All of these facets, when combined, created an amazingly absorbing reading ride. It was definitely a ride because I could feel my emotions, as well as my hopes for what would occur, shifting and changing drastically with the plot’s progression. Unfortunately, there are a couple of things that irked me a little bit during this experience. Well, two things irked me and one thing is just a warning for future readers.
Let me begin with the warning. My edition came with the prequel novella, Meg: Origins, so I read that prior to jumping into the actual novel. I honestly don’t think anyone should dive into the novel without reading the novella first because it provides us with background on our protagonist that is essentially the driving point, or motivation, for everything that he does in Meg. The novel doesn’t cover nearly enough of what occurs in the prequel, which can make the reader slightly confused or somewhat frustrated. It may feel like you’re missing out on an immensely important chunk of the plot, and that’s not a good feeling to have with a book as gripping as this one.
Now, the two points that irritated me. The first was the chauvinistic way that women were depicted in the prequel novella that was included with my edition. This was remedied in the novel itself, but it did almost make me DNF the book entirely. To be perfectly blunt, it felt sexist on the same level as a B-level 80s action-adventure film. The effect could have been intentional, especially considering the specific characters that came off this way, but I still didn’t care for it at all.
The second was the fact that an American-raised Japanese man kept saying “yes” in Japanese all of the time (translated: hai). That was it, that was the only word he said in Japanese. It felt completely contradictory to the way the character was introduced. He was a man who came to America when he was a child (about six years old) and ended up getting tossed into an internment camp when World War II hit. I have friends with family who had to endure that terrible, shitty time of history and most of those Japanese men and women ended up not speaking Japanese at all for fear of being further persecuted. Most of them wouldn’t speak English until they were perfectly fluent so as to further allay the discrimination. So this man’s actions were annoyingly unrealistic. Without giving spoilers, all I can say is that it felt like a cheap way to make this character feel more “authentically” Japanese. While it’s a minor thing in the title itself, it’s still a form of cultural appropriation that I didn’t really care for at all.

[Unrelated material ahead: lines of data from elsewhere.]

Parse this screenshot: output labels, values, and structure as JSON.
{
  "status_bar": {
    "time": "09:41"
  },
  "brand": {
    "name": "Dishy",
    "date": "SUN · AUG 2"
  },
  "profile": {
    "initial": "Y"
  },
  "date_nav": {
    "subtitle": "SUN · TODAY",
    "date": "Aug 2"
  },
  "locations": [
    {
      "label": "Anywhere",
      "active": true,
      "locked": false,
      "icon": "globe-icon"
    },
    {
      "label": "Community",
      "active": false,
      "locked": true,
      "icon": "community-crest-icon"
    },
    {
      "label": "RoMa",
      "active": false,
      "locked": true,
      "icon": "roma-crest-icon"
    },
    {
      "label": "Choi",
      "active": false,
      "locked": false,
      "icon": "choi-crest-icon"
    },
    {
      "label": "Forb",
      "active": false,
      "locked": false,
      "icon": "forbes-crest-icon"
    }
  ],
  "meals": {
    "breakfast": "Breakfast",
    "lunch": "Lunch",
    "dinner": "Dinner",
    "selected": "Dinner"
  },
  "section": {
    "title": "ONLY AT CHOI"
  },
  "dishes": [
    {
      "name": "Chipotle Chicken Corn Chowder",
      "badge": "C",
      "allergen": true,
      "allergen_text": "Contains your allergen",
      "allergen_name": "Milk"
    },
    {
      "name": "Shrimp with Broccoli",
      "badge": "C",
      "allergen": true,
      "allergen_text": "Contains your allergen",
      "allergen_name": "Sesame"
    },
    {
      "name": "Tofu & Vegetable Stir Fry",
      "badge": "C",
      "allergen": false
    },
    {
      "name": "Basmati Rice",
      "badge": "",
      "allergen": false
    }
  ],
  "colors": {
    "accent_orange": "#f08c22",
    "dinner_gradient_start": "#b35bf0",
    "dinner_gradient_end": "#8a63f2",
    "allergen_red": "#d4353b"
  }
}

Overall, I was utterly ( and unexpectedly) thrilled with Meg. I do recommend this novel, more so for folks who don’t mind creature-feature type of stories. Please be aware that it’s extremely detailed, specifically with the sciencey bits. If you’re not into technical information on various science-based subjects, then you may get decidedly bored rather quickly.
3.75 sharkies outta 5!